go forward, which a gentleman in Huntingdonshire, bred a merchant, in love told me, which he heard from others, or rather, as I understood it, from Bishop Moreton's own mouth, that if the bishops of England, lately dismissed from voting in Parliament, and tyrannizing in temporal authority, should still continue in disrespect with the King and Parliament, they, or most part of them, would go and plant a colony in Madagascar, and endeavor to reduce those ignorant souls to Christianity. God grant that, by them or others, such a pious design my speedily take effect."
The numerous advantages possessed by the 'island made such a strong appeal to the public mind that it was agreed at the council-board, says Mr. Boothby, that Prince Rupert should go as Viceroy to Madagascar. He was to have twelve sail from King Charles, and thirty merchantmen to attend him to the plantation, and to have supplies yearly sent out from England. It was likewise agreed upon, and a charge given to the governor, Sir Maurice Abbot, Sir Henry Garway, and others of the committee of the Honorable East India Company, to give all their loving assistance and furtherance to Prince Rupert in this design, whensoever he came into Asia or India, and all other parts adjacent to the Island of Madagascar.

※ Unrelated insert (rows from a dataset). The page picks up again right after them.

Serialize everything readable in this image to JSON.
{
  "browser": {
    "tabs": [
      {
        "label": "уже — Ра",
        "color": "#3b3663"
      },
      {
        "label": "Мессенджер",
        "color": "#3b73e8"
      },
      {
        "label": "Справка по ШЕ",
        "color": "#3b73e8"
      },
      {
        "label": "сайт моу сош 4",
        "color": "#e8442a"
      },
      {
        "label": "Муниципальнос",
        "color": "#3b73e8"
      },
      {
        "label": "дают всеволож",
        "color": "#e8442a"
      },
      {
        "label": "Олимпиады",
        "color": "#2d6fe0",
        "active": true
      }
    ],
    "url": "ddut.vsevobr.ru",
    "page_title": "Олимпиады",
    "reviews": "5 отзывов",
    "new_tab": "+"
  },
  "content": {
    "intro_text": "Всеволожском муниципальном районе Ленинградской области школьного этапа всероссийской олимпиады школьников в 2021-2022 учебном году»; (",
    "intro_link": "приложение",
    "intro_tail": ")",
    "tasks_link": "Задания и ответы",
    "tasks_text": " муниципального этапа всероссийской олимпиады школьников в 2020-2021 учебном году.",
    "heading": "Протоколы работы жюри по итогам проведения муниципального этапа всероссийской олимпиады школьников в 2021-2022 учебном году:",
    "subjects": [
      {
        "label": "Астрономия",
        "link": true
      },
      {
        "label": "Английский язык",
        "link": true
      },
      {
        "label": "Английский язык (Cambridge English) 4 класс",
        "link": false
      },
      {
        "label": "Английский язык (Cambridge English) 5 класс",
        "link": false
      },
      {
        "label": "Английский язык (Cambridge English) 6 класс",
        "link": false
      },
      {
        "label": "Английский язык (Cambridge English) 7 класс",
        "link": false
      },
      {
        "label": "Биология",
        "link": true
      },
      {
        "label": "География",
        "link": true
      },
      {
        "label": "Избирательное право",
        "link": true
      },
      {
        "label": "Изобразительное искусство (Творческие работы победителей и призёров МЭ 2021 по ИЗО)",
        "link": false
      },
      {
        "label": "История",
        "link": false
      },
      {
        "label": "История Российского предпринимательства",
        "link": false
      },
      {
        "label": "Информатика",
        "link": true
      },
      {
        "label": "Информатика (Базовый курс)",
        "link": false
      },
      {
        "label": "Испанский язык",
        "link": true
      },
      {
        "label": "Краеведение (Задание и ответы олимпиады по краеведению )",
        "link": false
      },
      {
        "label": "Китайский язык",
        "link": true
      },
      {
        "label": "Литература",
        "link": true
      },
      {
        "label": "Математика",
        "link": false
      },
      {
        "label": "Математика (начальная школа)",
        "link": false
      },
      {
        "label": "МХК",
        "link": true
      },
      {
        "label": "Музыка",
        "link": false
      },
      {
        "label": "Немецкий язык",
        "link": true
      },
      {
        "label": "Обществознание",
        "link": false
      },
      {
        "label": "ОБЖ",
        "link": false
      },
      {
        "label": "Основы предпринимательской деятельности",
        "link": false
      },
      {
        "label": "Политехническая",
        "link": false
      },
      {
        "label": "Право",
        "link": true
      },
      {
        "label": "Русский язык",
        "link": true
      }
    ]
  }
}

Mr. Boothby was present "when this was ordered at the council-table, and the charge given to the aforesaid governor and committee of the East India Company; but Prince Rupert going into France and Germany about his weighty affairs, in the meantime it was thought fit, and concluded upon, that the Earl of Arundel, earl marshal of England, should go governor for Madagascar, it being the most famous place in the world for a magazine. This honorable earl was in such resolution and readiness that there were printed bills put up on the pillars of the Royal Exchange, and in other parts of the city, that abundantly showed his forwardness in promoting a plantation in Madagascar; but a new Parliament being called, it put a stop to the design of Madagascar."
The next account of the island which we have in connection with the English is given in the history of Robert Drury, who from the year 1702 until 1717 was detained there by the natives as a slave. Drury had received but a limited education, and at an early period of life was induced, as many other youths have been, through love of adventure and romance, to seek his fortune at sea. At the age of fourteen he embarked as passenger on board a ship bound for the East Indies, and sailed from Lon-